"'Sounds like fun,' I said..."

And there, my troubles began. :-)

Good effort, man. I think this was a very unfortunate decision.

Anonymous said...

Reading this post reminded me of this video:

Louis CK: Being White

@Matt -- Unfortunate is an understatement! Seriously, I do not have the words to adequately express myself here!

@Anon -- I'd be lying if I said that didn't go through my head while I was writing the post.

Matt K said...

If I can make a tangential comment, I like the design you came up with on its own, and the employment of the Invincible Man costume as an inspiration.

I've always thought that costume was cool, too, especially because the costume is all there is; there has never been a "real" Invincible Man at any point. It has always been a temporary identity used by another, already known character. It seems to me like that has a potential story in it, though it's also just cool on its own.

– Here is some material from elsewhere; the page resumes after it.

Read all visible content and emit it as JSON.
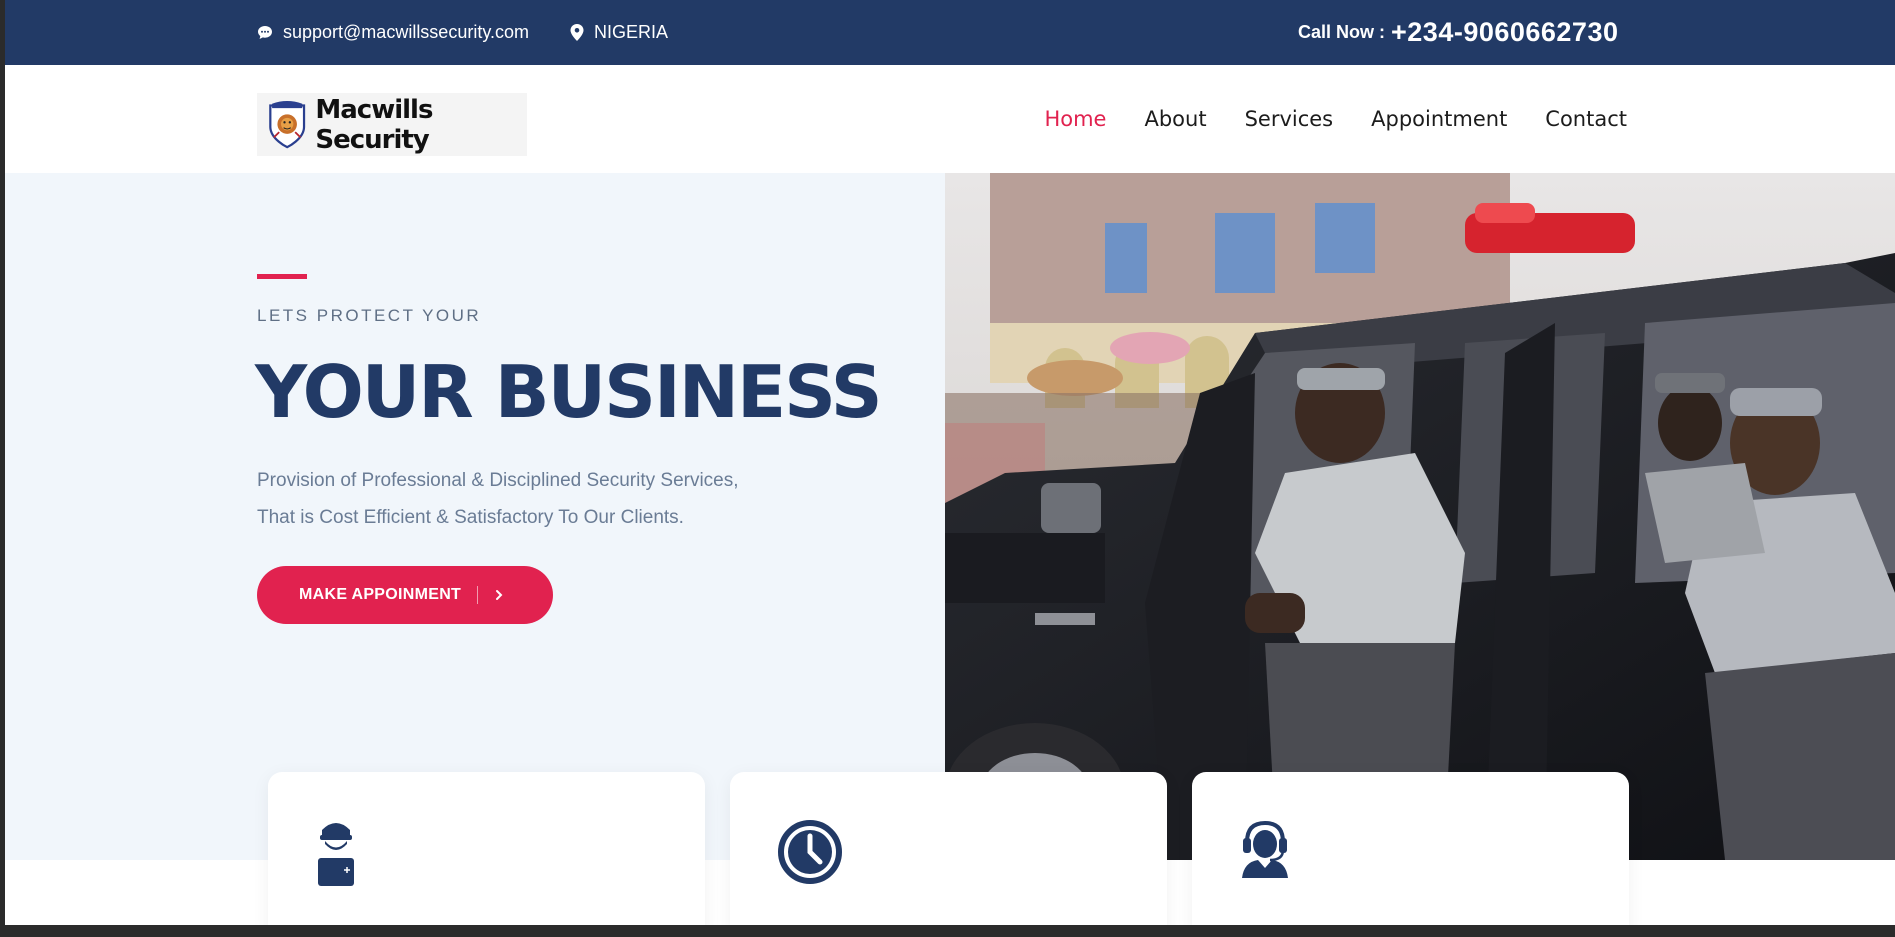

Keep up the good work, man; at some point ones does find an appreciative audience eventually.